“A protective factor against stress is a sense of belonging,” adds Diane Marquess, director of behavioral health services at Family & Children Services. “COVID-19 cut off that sense when kids lost access to the persons outside of their homes they trust and who care about them.”

What can we—as adults—do to help the children around us cope with pandemic stress?

“Be calm, be patient,” Marquess says. “Listen. Make eye contact. Give longer hugs—20 seconds or more. We are all stressed, but adults need to be role models for our children on how to handle stress. We shouldn’t put adult issues on children, because they interpret things differently, so make sure your talk about the pandemic is age appropriate. And as hard as it may be right now, try not to change routines too much. Routines can be a comfort.”

“Parents need to reach out and be creative, find ways to engage with their kids in a different way,” Davis says. “Think about things you can do as a family. Do puzzles together, cook meals together, or ask your child to introduce you to a show he or she likes and then sit down to watch it together.”

While everyone is eagerly looking forward to that time—whenever that might arrive—that we can return to life as we knew it and spend time together again, Marquess and Davis warn that when schools open their doors again, it may not be an entirely wonderful experience.

“Although it may seem great at first to get back into school,” Marquess says, “we need to remember that school was not a positive experience for all children, and they will still need support.”

Every circumstance comes with its own set of ups and downs and returning to a socially connected world will be no different. Whatever the stress, there are several factors, developed by Rich Lerner, PhD, and Ken Ginsburg, MD, that help children cope with adversity:

  • Competence – “I can do this!”
  • Confidence – “I can do this well!”
  • Connection – “I belong here.”
  • Character – “What I say and do affects others.”
  • Caring – “I can see your point of view and it matters to me.”
  • Contribution – “I have a purpose in life.”
  • Coping – “I have healthy ways of coping with stress.”
  • Control – “I have power in my choices and actions.”

When all else fails, Marquess and Davis advise, call for help. We are here—before, during, and after the pandemic. Family & Children Services offers compassionate counseling and crisis response. To make an appointment with our therapists, call 269.344.0202.

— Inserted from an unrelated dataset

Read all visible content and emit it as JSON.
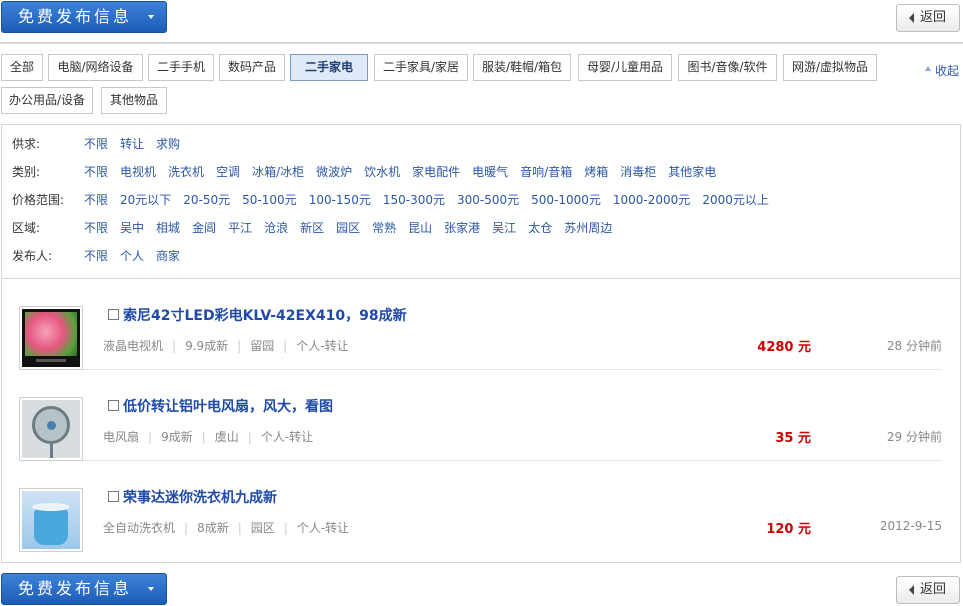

The Mobile Crisis Response team at Family & Children Services is available 24/7 to help at a time of crisis. Call 269.373.6000 for an immediate response from a team of clinical professionals trained specifically to work with youth and their families. Or call 211 for a list of community resources.

Taking Care of YOU

Even when you think they aren’t paying attention to you, they are.

Children watch the adults around them and take up their cues from how they see adults behave. When there is stress in the home (or classroom), children learn from adults as role models how to respond. Even more important than what you say is what you do.

So how can you take care of YOU when you are undergoing stress?

Many of the same signs we see in traumatized children can show up in adults, too.

  • Changes in sleep routines (sleeping too much or too little)
  • Changes in eating patterns
  • Mood swings, irritability, anxiety, depression
  • Withdrawing from others in the home
  • Headaches, stomach upset, fatigue, teeth grinding, and other physical symptoms

We can manage our stress in various ways even while modeling good coping skills for our children.

  • Talk to a friend or family member about how you are feeling
  • Take time to do something you enjoy
  • Look for new interests and hobbies
  • Stay active—a walk around the block or on a trail is just one of many ways to keep moving

And don’t beat yourself up for a lapse in your best behavior, advises Diane Marquess, director of behavioral health services, and Susan Davis, Behavioral Health program manager at Family & Children Services.

“Say you’re sorry if you make a mistake or have an outburst,” says Davis. “Share a hug. It’s good for you and your child.”

“Separate adult issues from kid issues,” Marquess says. “They hear things differently than we do. And try to maintain routines in the household. Routines can be comforting to everyone in the family.”